Although it is clear that criminogenic risk places PMI at risk for criminal justice involvement, we still do not know the nature of this criminogenic–mental illness relationship. Importantly, then, we also do not know how this relationship impacts treatment needs, and of ultimate concern, what this relationship means in terms of individual and societal outcomes. Bartholomew and Morgan1 proposed that “mental illness and criminalness feed each other in a continuous loop” (p. 5) as depicted in Figure 23.1. If Figure 23.1 accurately reflects the relationship between mental illness and criminalness, there would be a complex directionality such that mental illness and criminalness are independent (untreated mental illness results in increased psychiatric recidivism and untreated criminalness results in increased criminal recidivism), but also multidirectional such that untreated mental illness results in increased criminal risk, and vice versa. In this latter relationship, for example, a PMI experiencing decompensation in terms of mental health functioning (e.g. increased symptomatology) will experience reciprocal decompensation in their cognitive and behavioral controls that allow them to manage their criminal risk.

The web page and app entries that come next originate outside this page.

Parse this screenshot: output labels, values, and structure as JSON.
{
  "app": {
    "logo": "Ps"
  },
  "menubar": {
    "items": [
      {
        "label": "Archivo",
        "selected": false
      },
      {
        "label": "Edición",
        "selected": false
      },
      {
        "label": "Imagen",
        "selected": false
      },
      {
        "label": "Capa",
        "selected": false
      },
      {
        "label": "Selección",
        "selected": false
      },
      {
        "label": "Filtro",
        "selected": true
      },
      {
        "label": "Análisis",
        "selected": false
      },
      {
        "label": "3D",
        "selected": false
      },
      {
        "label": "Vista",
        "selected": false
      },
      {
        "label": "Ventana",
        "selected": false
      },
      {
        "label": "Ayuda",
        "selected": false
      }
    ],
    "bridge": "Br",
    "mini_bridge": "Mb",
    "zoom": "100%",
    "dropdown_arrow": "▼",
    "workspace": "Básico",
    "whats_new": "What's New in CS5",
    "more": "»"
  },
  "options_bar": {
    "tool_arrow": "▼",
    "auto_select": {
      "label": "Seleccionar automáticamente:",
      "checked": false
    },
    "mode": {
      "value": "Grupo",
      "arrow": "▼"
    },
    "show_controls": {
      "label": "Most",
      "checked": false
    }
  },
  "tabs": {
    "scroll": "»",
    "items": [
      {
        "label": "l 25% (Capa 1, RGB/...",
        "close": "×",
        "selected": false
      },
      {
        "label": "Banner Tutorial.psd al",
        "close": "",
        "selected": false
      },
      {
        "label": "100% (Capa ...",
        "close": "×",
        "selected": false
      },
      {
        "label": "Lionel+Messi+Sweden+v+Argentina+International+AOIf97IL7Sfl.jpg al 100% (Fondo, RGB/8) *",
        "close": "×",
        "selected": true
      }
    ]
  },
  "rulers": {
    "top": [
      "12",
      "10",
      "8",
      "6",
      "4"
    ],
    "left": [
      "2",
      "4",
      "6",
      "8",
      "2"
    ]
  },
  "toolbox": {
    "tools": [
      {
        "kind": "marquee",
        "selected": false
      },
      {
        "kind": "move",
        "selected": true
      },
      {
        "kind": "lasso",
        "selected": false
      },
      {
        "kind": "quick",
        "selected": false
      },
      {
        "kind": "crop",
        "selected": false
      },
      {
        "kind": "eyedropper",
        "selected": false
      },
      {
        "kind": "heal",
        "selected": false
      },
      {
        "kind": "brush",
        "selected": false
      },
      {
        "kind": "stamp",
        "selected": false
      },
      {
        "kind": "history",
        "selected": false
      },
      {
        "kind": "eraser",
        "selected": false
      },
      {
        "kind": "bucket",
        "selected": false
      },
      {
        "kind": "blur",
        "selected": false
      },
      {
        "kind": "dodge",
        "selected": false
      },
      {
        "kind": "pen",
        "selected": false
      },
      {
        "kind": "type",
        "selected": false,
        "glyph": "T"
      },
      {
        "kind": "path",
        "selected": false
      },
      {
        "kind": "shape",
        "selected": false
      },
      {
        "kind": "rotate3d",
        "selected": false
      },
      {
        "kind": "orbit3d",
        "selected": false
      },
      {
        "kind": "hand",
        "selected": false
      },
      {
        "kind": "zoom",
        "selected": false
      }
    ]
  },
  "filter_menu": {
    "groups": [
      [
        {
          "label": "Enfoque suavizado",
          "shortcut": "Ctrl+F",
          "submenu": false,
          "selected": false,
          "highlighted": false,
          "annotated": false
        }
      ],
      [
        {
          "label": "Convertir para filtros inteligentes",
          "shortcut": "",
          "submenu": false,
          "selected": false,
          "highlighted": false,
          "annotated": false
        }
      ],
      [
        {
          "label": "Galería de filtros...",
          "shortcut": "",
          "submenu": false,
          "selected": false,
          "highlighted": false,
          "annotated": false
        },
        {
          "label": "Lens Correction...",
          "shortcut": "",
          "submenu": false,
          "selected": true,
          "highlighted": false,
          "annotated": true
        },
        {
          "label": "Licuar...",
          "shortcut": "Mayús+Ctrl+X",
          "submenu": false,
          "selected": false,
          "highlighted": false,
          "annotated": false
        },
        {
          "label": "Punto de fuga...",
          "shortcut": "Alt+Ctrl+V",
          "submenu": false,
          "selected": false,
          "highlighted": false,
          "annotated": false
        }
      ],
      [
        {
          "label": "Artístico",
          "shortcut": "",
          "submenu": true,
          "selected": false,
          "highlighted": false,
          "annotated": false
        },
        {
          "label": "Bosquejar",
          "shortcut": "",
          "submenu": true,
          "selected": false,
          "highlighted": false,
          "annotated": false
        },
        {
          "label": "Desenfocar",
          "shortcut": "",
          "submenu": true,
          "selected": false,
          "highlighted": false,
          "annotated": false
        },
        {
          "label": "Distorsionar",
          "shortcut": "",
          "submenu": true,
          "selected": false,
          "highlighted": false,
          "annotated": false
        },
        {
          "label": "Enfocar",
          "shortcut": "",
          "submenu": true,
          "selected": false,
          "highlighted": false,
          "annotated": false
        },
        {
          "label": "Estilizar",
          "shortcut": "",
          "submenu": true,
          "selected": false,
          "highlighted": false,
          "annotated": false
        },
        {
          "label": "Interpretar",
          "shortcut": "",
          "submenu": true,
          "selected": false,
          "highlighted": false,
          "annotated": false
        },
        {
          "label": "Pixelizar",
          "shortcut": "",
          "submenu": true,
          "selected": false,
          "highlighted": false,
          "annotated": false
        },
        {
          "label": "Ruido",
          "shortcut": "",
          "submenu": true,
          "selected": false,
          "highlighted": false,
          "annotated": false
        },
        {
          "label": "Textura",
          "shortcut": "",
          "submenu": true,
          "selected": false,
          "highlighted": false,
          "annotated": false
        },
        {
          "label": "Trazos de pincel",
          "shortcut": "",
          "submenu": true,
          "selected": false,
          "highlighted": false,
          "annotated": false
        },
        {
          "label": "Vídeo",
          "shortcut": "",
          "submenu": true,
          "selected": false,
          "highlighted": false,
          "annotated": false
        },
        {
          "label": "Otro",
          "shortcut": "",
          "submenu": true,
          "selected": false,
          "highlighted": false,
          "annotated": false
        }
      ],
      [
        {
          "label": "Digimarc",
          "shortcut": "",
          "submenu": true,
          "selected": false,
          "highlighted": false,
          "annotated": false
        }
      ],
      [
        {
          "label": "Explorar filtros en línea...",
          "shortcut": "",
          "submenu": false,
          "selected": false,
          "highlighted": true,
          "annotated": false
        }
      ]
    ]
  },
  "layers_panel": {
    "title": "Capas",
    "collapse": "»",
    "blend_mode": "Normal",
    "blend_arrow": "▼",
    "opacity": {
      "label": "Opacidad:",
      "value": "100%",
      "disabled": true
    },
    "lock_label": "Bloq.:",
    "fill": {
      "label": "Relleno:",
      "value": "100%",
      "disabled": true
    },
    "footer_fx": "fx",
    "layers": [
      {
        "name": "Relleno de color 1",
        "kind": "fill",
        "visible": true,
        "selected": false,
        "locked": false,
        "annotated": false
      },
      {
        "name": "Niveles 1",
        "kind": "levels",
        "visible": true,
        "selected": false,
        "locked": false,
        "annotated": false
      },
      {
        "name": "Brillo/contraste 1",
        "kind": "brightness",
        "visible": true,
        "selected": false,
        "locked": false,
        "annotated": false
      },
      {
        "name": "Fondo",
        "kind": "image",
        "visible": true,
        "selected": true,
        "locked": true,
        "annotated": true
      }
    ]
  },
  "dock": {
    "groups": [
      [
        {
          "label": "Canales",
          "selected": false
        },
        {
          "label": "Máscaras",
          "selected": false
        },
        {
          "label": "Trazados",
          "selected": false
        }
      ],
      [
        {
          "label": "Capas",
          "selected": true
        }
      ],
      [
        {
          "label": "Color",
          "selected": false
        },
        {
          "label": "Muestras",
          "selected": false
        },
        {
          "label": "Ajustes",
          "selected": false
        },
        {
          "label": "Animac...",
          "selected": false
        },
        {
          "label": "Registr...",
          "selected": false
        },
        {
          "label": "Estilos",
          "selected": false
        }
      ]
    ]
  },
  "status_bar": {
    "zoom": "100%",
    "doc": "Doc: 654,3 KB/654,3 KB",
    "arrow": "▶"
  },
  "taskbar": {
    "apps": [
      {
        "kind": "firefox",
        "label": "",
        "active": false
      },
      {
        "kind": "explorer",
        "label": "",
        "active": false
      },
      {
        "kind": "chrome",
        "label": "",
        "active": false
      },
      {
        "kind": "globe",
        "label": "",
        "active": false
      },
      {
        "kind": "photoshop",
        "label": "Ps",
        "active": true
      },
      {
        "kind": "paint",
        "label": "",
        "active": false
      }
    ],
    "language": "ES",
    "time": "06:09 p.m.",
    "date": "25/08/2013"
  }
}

From the Risk-Need-Responsivity (RNR) model, the criminalness-mental illness relationship, as depicted in Figure 23.1, suggests that mental illness may be a responsivity factor for crime, but of equal importance is that criminalness may be a responsivity issue for mental health functioning. The nature of this relationship and the conceptualization of mental illness and criminalness as risk or responsivity factors will, in our opinion, guide the next wave of research. Such research will have practical implications beyond our understanding of this relation with the potential to significantly alter how we approach the issue of mental illness across the criminal justice landscape, and similarly, how we address criminal justice involvement across the mental health landscape. Even as we write this narrative discussing both criminal justice and mental health systems – structured as separate entities in the United States – we recognize that such research may help break the artificial silos that now exist, which put justice-involved PMI in a criminal justice or mental health system vacuum.